Low gene copy number shows that arbuscular mycorrhizal fungi inherit genetically different nuclei

  title={Low gene copy number shows that arbuscular mycorrhizal fungi inherit genetically different nuclei},
  author={Mohamed Hijri and Ian R. Sanders},
Arbuscular mycorrhizal fungi (AMF) are ancient asexually reproducing organisms that form symbioses with the majority of plant species, improving plant nutrition and promoting plant diversity. Little is known about the evolution or organization of the genomes of any eukaryotic symbiont or ancient asexual organism. Direct evidence shows that one AMF species is heterokaryotic; that is, containing populations of genetically different nuclei. It has been suggested, however, that the genetic… 
Genetic variability in Arbuscular Mycorrhizal Fungi : effect on gene transcription of "Oryza Sativa"
It is demonstrated that genetic exchange could influence expression of some symbiosis specific plant genes and the timing of the colonization of the fungi in plant roots and segregation could have a large impact on plant gene transcription.
Recombination in Glomus intraradices, a supposed ancient asexual arbuscular mycorrhizal fungus
The data show that AMF from one field have undergone recombination but that clonal lineages coexist, reconciling seemingly contradictory studies on whether AMF are clonal or form recombining populations.
Spore development and nuclear inheritance in arbuscular mycorrhizal fungi
It is concluded that the spores used for dispersal of AMF do not represent a stage in the life cycle with a single nucleus, raising the possibility that AMF, unlike all other known eukaryotic organisms, lack the genetic bottleneck of a single-nucleus stage.
Studying Genome Heterogeneity within the Arbuscular Mycorrhizal Fungal Cytoplasm
It is argued that the Rhizophagus isolates under study might be heterokaryotic, at least for the putative single copy markers the authors studied, and special attention is warranted for the study of these ecologically important organisms.
Intra‐isolate genome variation in arbuscular mycorrhizal fungi persists in the transcriptome
It is possible that, in AMF, multiple nuclear genomes contribute to a single phenotype, and this is the first study that investigates AMF intra‐isolate variation at the transcriptome level.
Extent of intra-isolate genetic polymorphism in glomus etunicatum using a molecular genetic approach
Two aspects of the genetics of AM fungi were studied, and the same marker gene was used to investigate differences in nuclear segregation at the time of sporulation, as evidenced by genetic variation among sister spores.
Nonself vegetative fusion and genetic exchange in the arbuscular mycorrhizal fungus Glomus intraradices.
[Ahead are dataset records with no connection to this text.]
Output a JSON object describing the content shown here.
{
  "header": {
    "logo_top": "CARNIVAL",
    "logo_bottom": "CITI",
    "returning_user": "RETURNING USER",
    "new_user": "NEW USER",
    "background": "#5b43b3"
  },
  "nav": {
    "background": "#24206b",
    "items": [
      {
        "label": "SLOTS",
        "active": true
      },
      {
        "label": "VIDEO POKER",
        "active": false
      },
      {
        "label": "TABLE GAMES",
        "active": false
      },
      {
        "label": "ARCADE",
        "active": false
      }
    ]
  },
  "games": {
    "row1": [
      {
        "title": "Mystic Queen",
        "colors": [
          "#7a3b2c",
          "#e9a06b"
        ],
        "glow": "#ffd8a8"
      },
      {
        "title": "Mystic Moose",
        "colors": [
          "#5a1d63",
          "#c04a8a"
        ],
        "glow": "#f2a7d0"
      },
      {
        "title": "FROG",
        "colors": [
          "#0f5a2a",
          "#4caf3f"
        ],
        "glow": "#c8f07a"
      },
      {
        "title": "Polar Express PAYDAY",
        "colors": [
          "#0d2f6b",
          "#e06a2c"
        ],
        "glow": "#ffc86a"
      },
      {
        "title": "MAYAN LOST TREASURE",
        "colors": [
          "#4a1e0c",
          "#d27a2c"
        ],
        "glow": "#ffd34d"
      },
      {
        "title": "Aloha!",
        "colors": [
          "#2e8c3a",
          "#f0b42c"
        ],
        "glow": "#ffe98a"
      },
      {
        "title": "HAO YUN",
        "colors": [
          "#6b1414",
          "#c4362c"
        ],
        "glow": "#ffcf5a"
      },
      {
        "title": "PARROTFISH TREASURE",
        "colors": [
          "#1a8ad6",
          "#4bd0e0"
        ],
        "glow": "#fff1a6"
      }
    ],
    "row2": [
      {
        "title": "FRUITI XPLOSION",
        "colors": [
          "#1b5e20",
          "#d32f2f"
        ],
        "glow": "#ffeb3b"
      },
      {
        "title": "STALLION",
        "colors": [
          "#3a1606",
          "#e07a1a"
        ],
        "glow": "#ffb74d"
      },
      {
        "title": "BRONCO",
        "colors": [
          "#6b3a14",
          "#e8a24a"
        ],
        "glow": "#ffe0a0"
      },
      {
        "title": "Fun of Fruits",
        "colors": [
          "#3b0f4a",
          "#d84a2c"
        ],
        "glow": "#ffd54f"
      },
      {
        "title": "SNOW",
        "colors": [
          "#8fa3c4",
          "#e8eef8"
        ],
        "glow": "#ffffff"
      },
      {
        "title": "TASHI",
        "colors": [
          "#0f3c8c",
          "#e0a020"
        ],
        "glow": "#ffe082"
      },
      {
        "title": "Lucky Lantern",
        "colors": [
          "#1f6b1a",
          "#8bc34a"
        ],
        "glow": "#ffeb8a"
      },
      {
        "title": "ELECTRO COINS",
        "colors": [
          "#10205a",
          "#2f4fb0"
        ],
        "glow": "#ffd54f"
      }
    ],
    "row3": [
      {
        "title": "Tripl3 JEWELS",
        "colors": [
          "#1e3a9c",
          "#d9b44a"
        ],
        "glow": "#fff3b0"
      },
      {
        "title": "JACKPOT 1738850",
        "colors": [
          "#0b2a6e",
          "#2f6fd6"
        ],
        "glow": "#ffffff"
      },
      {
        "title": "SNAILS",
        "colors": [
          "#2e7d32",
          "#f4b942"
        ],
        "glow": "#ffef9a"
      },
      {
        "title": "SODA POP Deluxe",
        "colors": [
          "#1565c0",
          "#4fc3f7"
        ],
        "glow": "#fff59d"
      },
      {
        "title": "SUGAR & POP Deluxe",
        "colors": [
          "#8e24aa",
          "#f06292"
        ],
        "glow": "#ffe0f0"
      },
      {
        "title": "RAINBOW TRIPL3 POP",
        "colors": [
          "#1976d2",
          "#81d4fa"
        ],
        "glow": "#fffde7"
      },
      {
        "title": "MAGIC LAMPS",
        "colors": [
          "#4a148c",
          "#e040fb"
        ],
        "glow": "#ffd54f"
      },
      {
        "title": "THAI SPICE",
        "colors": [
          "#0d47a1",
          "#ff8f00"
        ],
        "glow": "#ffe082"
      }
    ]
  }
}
The ability to perform genetic crosses between AMF experimentally lays a foundation for understanding the genetics and evolutionary biology of these important plants symbionts and indicates that considerable promiscuity could occur in these fungi.
Genomic Organization and Mechanisms of Inheritance in Arbuscular Mycorrhizal Fungi: Contrasting the Evidence and Implications of Current Theories
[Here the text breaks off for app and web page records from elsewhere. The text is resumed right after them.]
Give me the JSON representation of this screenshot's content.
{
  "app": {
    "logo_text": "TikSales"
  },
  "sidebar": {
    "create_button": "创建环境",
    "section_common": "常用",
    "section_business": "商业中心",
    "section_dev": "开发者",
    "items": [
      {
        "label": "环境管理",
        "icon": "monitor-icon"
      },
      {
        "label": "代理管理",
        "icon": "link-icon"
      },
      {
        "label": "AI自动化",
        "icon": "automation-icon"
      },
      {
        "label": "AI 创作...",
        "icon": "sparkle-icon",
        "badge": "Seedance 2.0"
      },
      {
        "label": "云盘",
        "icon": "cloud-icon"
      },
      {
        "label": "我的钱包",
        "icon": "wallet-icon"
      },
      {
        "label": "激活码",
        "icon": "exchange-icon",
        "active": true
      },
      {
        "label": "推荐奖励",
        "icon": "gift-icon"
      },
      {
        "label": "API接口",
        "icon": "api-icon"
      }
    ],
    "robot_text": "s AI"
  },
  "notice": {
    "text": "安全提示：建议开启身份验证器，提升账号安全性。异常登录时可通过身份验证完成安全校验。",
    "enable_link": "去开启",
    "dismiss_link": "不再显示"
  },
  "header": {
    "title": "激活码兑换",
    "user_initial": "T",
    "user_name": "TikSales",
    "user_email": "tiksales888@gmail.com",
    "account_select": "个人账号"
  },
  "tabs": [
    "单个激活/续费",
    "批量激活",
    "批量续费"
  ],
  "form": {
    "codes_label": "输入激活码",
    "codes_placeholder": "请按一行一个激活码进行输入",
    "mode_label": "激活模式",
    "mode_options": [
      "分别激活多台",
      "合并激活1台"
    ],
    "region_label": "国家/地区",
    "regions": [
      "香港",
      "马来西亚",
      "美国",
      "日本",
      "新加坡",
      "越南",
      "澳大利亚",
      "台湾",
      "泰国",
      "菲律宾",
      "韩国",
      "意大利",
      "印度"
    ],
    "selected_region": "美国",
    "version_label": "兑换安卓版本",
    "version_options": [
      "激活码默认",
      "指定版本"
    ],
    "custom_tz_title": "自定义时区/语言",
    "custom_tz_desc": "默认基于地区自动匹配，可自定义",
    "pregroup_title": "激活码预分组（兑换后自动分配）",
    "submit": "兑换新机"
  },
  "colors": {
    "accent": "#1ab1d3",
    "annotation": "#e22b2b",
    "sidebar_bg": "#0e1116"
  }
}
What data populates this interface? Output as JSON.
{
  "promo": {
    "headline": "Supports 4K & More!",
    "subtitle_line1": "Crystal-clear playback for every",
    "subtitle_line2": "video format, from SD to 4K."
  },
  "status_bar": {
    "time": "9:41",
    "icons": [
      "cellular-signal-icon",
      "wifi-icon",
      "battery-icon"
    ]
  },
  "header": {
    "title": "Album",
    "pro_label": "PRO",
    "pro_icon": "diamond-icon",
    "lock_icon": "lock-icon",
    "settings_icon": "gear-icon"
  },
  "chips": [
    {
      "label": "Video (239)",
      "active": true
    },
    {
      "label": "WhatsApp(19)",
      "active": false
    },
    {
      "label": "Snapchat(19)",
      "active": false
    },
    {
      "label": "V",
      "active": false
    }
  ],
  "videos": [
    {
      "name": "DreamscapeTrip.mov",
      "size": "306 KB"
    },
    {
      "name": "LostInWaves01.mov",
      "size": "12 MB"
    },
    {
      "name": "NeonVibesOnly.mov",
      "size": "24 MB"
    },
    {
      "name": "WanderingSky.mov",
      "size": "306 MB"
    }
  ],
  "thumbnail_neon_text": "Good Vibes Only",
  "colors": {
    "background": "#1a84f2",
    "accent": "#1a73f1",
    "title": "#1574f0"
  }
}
Most plants, including the majority of crop species, associate with a specific group of soil fungi called arbuscular mycorrhizal fungi, which appear to be the oldest asexual multicellular eukaryotes and remain enigmatic.


Evidence for the evolution of multiple genomes in arbuscular mycorrhizal fungi
It is concluded that mycorrhizal fungi have evolved to be multi-genomic, through accumulation of mutations in an essentially clonal genome, with some infrequent recombination events.
Glomales SSUrRNA gene diversity
Questions about genetic drift, infrequent recombination, concerted evolution and the validity of phylogenetic techniques have arisen because of the assumption that one spore of an AM fungus contains small subunit rRNA genes that belong, phylogenetically, to different families within the Glomales, namely the Gigasporaceae and Glomaceae.
Development of multiple genetic markers for studies of genetic variation in arbuscular mycorrhizal fungi using AFLP™
The AFLP technique generated a large number of fragments, and the potential for using the technique in population genetic studies of these important unculturable biotrophic fungi is discussed.
Organization of genetic variation in individuals of arbuscular mycorrhizal fungi
the microbial communities from each site by growing either C. maculosa from the same region used in experiment 1, or a Festuca bunchgrass native to the region of soil origin, in pure soil. The two
Anastomosis Formation and Nuclear and Protoplasmic Exchange in Arbuscular Mycorrhizal Fungi
It is suggested that genetic exchange may occur through intermingling of nuclei during anastomosis formation and opens the way to studies of vegetative compatibility in natural populations of arbuscular mycorrhizal fungi.
Mycorrhizal fungal diversity determines plant biodiversity, ecosystem variability and productivity
It is shown that below-ground diversity of arbuscular mycorrhizal fungi (AMF) is a major factor contributing to the maintenance of plant biodiversity and to ecosystem functioning, and that microbial interactions can drive ecosystem functions such as plant biodiversity, productivity and variability.